Is The Toyota Supra A JDM Car?

The Toyota Supra is one of the most iconic Japanese performance cars of all time, particularly the MKIV Toyota Supra (read our guide here to which Supra generation is best for more information about the differences between the generations).

The Supra is seen as a “JDM icon” by many, but is the Toyota Supra actually a JDM car?

Which do you prefer?

Here at Garage Dreams we are enthusiastic about classic and current Japanese performance cars, and find the “JDM issue” to be particularly interesting.

If you’ve read our guide to the meaning of JDM, then you’ll know that there are a lot of misconceptions about JDM cars.

The most common misconception that people have is they believe all Japanese cars are JDM. However, this simply isn’t true.

A Toyota Camry might be built in Japan but sold new in New Zealand – this means it isn’t JDM.

JDM specifically refers to cars built for the Japanese domestic market.

On that basis, is the Toyota Supra JDM?

This is where it actually gets a bit complicated.

The Toyota Supra is not a true JDM car.

We know this because there were specific export models built for the US/European/Australasian markets.

If the Supra was a true JDM car then it would only have been sold in Japan (and examples on the road elsewhere would be used exports).

An example of a true JDM car – for comparison’s sake – that is related to the Supra is the Toyota Aristo Twin Vertex. This had the twin turbo engine from the Supra, mated to a smooth automatic gearbox and in a less-glitzy Lexus GS300 body with Toyota badging … a real sleeper sedan for the up-and-coming business exec that likes to get everywhere fast.

Basically a four door Supra (with an automatic gearbox)

The Supra, on the other hand, was sold in Japan but also sold new in North America, Europe and other locations.

There were differences between the models as well.

For example, a the USDM/export Supra had smaller, steel wheel turbochargers and larger fuel injectors compared to the JDM Supras.

The USDM version also was the first Toyota to feature a passenger airbag as standard, which wasn’t a standard feature on the JDM model.

European market Supras featured a factory bonnet scoop, which wasn’t present on North American or Japanese models.

Two of the most notable differences were that JDM Supras were (on paper at least) limited to 276hp versus 320hp for USDM (although if you have read our guide to why Japanese cars are limited to 276hp, you’ll know that this figure probably isn’t 100% accurate).

JDM Supras were limited to 180km/h as well, with speedometers that only read to 180 – read our article on why Japanese cars are limited to 180km/h for more information on this.

Finally, the JDM Supra has a steering wheel on the right hand side of the car, whereas USDM and European versions have the steering wheel on the left (except for models sold in the United Kingdom).

This article has some excellent information on the differences between the JDM and USDM and export Supras.

With all that in mind, let’s revisit the question of this article – is the Toyota Supra a JDM car?

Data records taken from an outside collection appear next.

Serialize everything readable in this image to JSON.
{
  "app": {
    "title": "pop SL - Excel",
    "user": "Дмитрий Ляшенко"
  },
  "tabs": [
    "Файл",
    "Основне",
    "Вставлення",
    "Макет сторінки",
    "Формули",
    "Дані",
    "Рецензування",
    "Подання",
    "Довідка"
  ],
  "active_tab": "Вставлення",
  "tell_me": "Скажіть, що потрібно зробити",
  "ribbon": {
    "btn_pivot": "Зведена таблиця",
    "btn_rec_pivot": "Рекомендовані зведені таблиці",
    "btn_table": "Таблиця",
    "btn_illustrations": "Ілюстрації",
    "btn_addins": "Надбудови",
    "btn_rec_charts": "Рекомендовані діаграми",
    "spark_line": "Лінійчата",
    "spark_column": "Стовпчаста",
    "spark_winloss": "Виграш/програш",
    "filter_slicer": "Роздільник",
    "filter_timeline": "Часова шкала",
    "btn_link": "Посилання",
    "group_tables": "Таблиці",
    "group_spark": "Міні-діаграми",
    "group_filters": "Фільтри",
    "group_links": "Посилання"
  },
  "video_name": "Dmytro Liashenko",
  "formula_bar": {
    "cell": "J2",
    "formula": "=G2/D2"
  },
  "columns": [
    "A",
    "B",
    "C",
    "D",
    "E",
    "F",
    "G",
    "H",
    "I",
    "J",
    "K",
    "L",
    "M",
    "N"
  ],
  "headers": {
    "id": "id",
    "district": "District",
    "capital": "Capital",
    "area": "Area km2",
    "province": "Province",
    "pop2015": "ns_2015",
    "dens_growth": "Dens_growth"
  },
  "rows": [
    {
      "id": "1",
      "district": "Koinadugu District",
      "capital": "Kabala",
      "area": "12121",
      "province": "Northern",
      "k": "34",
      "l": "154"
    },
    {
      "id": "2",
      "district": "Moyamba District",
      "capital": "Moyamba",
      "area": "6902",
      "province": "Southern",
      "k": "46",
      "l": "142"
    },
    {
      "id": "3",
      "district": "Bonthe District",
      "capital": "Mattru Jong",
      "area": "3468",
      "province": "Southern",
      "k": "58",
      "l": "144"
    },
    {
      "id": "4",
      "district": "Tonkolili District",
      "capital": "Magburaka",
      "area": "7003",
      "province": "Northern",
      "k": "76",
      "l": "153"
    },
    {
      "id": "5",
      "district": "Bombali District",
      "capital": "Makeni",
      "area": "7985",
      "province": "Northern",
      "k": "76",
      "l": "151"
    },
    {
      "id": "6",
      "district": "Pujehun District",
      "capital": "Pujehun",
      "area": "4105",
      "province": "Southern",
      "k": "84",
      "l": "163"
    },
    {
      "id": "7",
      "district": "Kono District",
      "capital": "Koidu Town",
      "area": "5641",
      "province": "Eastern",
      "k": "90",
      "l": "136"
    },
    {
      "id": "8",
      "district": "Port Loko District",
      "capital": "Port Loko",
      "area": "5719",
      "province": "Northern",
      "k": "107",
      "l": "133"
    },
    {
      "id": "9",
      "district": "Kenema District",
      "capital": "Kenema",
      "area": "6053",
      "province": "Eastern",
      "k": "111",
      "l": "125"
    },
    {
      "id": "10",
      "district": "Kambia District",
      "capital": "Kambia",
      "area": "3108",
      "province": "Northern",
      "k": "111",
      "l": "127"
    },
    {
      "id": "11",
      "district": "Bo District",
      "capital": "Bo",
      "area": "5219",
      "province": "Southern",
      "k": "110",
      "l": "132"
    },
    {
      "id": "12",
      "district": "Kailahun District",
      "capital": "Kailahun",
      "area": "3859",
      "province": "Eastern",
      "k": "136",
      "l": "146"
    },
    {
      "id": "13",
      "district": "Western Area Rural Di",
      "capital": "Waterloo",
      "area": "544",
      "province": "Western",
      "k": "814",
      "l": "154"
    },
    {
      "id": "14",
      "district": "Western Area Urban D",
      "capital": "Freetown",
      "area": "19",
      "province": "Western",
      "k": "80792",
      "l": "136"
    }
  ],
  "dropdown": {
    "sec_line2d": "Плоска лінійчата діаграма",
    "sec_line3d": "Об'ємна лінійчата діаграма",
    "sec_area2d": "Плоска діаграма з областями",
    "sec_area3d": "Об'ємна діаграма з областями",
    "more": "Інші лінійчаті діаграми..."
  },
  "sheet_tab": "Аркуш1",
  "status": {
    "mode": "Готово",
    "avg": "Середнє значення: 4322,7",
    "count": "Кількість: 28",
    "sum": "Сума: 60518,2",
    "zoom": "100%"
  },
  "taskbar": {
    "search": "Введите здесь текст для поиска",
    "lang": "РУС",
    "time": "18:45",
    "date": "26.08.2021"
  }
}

No, not really.

You can buy JDM variants of the Supra, but it is not a uniquely JDM car – make sure you read our article on the meaning of JDM for more information on understanding this difference,ce

If you’re thinking of buying a MKIV Toyota Supra, then read our Supra buyer’s guide here for more information on how to source yourself a great example of this ever-popular car.

With prices skyrocketing it’s important to ensure that you get the best possible example; our guide will help you to achieve that.

You might also wish to read our guide on why the Toyota Supra is so popular for more information on how this car came to be one of the most desirable vehicles ever to come from the Land of the Rising Sun.


  • Sam

    Sam focuses mainly on researching and writing the growing database of Car Facts articles on Garage Dreams, as well as creating interesting list content. He is particularly enthusiastic about JDM cars, although has also owned numerous European vehicles in the past. Currently drives a 3rd generation Suzuki Swift Sport, and a Volkswagen Touareg (mainly kept for taking his border collie out to the hills to go walking)

Leave a Comment